Derek Angus

Dr. Derek Angus

Derek Angus, M.D., M.P.H., chair of the Department of Critical Care Medicine at the University of Pittsburgh and UPMC, has been deeply involved in global efforts to improve sepsis diagnosis and treatment. He served as chair of the International Sepsis Forum for the last two years. In that capacity, he was on the council of the Global Sepsis Alliance, which was the organization that proposed this recommendation to the WHO. Along with Christopher Seymour, M.D, M.Sc., assistant professor in Pitt’s departments of Critical Care Medicine and Emergency Medicine, Angus has several on-going research efforts helping to try to promote the best sepsis care not only in the U.S., but in less well-resourced, lower-income countries.

“As an organization interested in improving sepsis care—both for our patients at UPMC and for all patients through our research at Pitt—we can certainly generally applaud, endorse, welcome this resolution,” said Angus, also director of Pitt’s Clinical Research Investigation and Systems Modeling of Acute Illness Center.


Q: What is the significance of the WHO setting this global priority?

A: WHO has a very deliberative process to try to ensure that governments around the world can be asked to engage in a focused way on particularly pressing problems. That sepsis per se, and not specific infectious challenges, should be seen as reaching this threshold emphasizes the magnitude and importance of this global problem.

Q: Please explain the background that led to this decision.

A: Sepsis is incredibly common, a source of great mortality and morbidity, and yet potentially amenable to a number of corrective actions. None of these happen without raised awareness and attention. Furthermore, sepsis ravages all societies and all age groups. The agenda that ensues from this attention-raising has implications both of basic health care delivery systems, focusing on ‘doing simple things well,’ and for researchers in academia and industry, focusing on harnessing advances in biomedical science to improve diagnostics and implement better tailored precision therapies to support the immune system, combat highly resistant bacteria, advance the provision of effective, safe organ support for vital failing organs, etc.

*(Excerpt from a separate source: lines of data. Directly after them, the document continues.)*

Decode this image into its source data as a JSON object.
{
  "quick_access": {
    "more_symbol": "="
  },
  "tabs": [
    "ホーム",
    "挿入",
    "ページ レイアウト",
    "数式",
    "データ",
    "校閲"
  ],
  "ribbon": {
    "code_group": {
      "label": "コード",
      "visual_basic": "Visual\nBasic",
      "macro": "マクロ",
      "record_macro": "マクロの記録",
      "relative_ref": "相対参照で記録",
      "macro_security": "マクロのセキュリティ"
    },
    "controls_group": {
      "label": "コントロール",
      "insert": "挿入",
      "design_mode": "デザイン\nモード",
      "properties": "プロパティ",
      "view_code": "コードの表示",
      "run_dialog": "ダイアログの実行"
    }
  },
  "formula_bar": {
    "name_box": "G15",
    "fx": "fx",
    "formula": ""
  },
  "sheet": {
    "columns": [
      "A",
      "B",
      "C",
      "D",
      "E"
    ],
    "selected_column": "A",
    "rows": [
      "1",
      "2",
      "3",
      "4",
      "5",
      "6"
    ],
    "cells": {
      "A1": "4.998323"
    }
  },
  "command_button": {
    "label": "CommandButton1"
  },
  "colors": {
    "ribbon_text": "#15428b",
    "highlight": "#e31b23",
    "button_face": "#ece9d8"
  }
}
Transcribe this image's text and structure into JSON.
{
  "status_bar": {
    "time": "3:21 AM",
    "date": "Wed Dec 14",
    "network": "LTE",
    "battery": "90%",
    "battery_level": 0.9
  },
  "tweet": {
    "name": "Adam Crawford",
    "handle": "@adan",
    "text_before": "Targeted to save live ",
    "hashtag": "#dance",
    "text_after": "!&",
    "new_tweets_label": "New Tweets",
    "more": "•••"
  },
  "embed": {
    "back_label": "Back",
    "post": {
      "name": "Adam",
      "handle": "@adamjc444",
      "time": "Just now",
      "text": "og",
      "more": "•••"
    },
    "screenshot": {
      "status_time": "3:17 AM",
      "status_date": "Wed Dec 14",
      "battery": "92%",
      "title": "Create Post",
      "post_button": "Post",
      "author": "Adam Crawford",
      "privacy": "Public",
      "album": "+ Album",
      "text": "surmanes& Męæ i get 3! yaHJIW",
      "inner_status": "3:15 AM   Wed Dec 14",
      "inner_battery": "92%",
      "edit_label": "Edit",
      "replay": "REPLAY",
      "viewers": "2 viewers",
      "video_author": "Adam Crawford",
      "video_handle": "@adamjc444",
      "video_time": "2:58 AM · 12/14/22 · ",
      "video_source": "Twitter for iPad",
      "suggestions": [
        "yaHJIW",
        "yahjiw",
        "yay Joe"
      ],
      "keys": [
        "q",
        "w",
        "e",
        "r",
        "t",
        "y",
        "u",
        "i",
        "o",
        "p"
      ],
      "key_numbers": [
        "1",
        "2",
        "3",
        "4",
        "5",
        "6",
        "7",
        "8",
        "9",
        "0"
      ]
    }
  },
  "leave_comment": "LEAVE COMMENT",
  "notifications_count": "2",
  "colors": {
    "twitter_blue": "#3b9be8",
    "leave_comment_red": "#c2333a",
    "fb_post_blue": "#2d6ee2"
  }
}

Q: How is sepsis a different problem in third world countries, compared to the U.S.?

A: Sepsis disproportionately affects vulnerable populations, like the very young, the very old and the poor. Lower middle income countries have less infrastructure to deliver timely therapies, less monitoring capacity, less acute care delivery capacity, etc., and all of this is magnified in a setting with more poverty. In addition, sepsis is more common in settings of malnutrition, poor sanitation and where there are endemic infectious disease problems—for example, bacterial sepsis can be more severe in patients with a history malaria.

Q: How does recent research conducted by Pitt physician-scientists (Redefining sepsis, PRISM meta-analysis, Rory’s Regulations analysis, among others) support and fit into this recommendation?

A: It aligns perfectly. Our epidemiologic and health services research focuses on ‘doing the simple things well’ in both rich and austere settings; our translational research on better patient phenotyping and more sophisticated manipulation of the body’s immune system, as well as better monitoring and care of vital organ dysfunction, is relevant too, because even when ‘current’ care is delivered optimally, as many as 1 in 4 patients still die. Thus, we need to not only ensure everyone gets the best version of today’s care, but we also need to keep an eye on how to deliver better care tomorrow.